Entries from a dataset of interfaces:
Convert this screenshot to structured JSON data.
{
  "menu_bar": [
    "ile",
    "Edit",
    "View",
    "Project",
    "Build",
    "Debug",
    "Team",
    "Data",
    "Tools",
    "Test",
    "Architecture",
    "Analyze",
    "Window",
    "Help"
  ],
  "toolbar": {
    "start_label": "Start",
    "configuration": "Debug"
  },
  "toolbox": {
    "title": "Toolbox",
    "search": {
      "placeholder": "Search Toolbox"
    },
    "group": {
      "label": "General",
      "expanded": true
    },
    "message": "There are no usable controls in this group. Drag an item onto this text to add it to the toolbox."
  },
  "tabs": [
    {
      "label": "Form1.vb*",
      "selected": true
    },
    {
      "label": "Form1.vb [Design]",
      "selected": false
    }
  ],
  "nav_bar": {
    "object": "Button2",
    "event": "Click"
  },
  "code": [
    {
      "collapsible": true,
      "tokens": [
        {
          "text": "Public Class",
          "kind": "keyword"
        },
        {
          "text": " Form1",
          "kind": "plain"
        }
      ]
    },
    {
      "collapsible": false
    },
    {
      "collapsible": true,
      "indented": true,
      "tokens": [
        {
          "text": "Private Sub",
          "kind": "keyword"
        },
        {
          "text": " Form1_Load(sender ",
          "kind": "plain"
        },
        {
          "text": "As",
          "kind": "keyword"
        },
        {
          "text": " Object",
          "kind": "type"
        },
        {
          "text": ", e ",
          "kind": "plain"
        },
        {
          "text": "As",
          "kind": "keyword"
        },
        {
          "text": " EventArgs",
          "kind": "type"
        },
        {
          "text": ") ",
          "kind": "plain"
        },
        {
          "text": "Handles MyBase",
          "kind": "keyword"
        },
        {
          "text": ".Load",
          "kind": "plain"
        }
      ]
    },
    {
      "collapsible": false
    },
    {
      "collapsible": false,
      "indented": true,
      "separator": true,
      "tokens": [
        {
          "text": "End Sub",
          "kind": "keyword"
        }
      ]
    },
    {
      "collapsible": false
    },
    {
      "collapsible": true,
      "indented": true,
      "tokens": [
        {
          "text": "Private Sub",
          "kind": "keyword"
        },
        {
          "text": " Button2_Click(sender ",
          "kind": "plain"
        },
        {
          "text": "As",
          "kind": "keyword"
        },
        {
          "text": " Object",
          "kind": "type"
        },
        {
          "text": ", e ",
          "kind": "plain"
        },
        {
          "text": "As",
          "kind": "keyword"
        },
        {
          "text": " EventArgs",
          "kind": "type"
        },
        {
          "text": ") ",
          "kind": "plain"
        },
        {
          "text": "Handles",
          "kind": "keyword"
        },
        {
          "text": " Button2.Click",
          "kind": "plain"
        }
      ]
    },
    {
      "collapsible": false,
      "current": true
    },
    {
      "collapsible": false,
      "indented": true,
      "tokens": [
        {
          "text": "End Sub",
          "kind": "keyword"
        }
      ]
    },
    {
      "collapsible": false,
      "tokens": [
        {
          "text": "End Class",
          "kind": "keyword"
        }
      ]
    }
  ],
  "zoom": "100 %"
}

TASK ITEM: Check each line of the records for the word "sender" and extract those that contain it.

WRITTEN ANSWER:
          "text": " Form1_Load(sender ",
          "text": " Button2_Click(sender ",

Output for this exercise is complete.